- [Source material]:
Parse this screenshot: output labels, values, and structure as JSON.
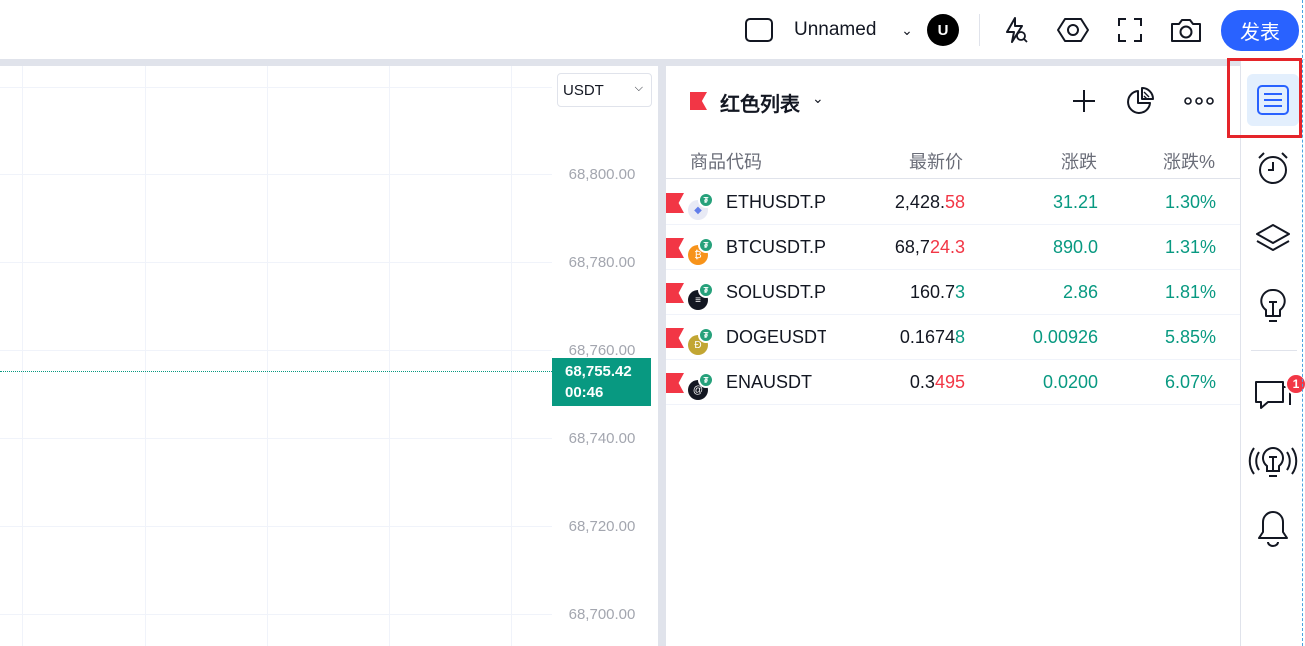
{
  "topbar": {
    "layout_name": "Unnamed",
    "avatar_letter": "U",
    "publish_label": "发表",
    "icons": [
      "layout-icon",
      "alert-flash-icon",
      "settings-hex-icon",
      "fullscreen-icon",
      "camera-icon"
    ]
  },
  "chart": {
    "currency_select": "USDT",
    "price_ticks": [
      "68,800.00",
      "68,780.00",
      "68,760.00",
      "68,740.00",
      "68,720.00",
      "68,700.00"
    ],
    "current_price": "68,755.42",
    "countdown": "00:46",
    "colors": {
      "up": "#089981",
      "grid": "#f0f3fa"
    }
  },
  "watchlist": {
    "title": "红色列表",
    "columns": {
      "symbol": "商品代码",
      "last": "最新价",
      "change": "涨跌",
      "change_pct": "涨跌%"
    },
    "rows": [
      {
        "symbol": "ETHUSDT.P",
        "price_main": "2,428.",
        "price_tail": "58",
        "tail_color": "down",
        "change": "31.21",
        "change_pct": "1.30%",
        "coin_icon": "eth-icon",
        "coin_color": "#e8eaf5"
      },
      {
        "symbol": "BTCUSDT.P",
        "price_main": "68,7",
        "price_tail": "24.3",
        "tail_color": "down",
        "change": "890.0",
        "change_pct": "1.31%",
        "coin_icon": "btc-icon",
        "coin_color": "#f7931a"
      },
      {
        "symbol": "SOLUSDT.P",
        "price_main": "160.7",
        "price_tail": "3",
        "tail_color": "up",
        "change": "2.86",
        "change_pct": "1.81%",
        "coin_icon": "sol-icon",
        "coin_color": "#131722"
      },
      {
        "symbol": "DOGEUSDT",
        "price_main": "0.1674",
        "price_tail": "8",
        "tail_color": "up",
        "change": "0.00926",
        "change_pct": "5.85%",
        "coin_icon": "doge-icon",
        "coin_color": "#c2a633"
      },
      {
        "symbol": "ENAUSDT",
        "price_main": "0.3",
        "price_tail": "495",
        "tail_color": "down",
        "change": "0.0200",
        "change_pct": "6.07%",
        "coin_icon": "ena-icon",
        "coin_color": "#131722"
      }
    ],
    "colors": {
      "up": "#089981",
      "down": "#f23645",
      "flag": "#f23645"
    }
  },
  "sidebar": {
    "items": [
      "watchlist-icon",
      "alarm-clock-icon",
      "layers-icon",
      "idea-bulb-icon",
      "chat-icon",
      "streams-icon",
      "bell-icon"
    ],
    "chat_badge": "1"
  }
}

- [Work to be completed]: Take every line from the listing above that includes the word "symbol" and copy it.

- [Problem solution]:
      "symbol": "商品代码",
        "symbol": "ETHUSDT.P",
        "symbol": "BTCUSDT.P",
        "symbol": "SOLUSDT.P",
        "symbol": "DOGEUSDT",
        "symbol": "ENAUSDT",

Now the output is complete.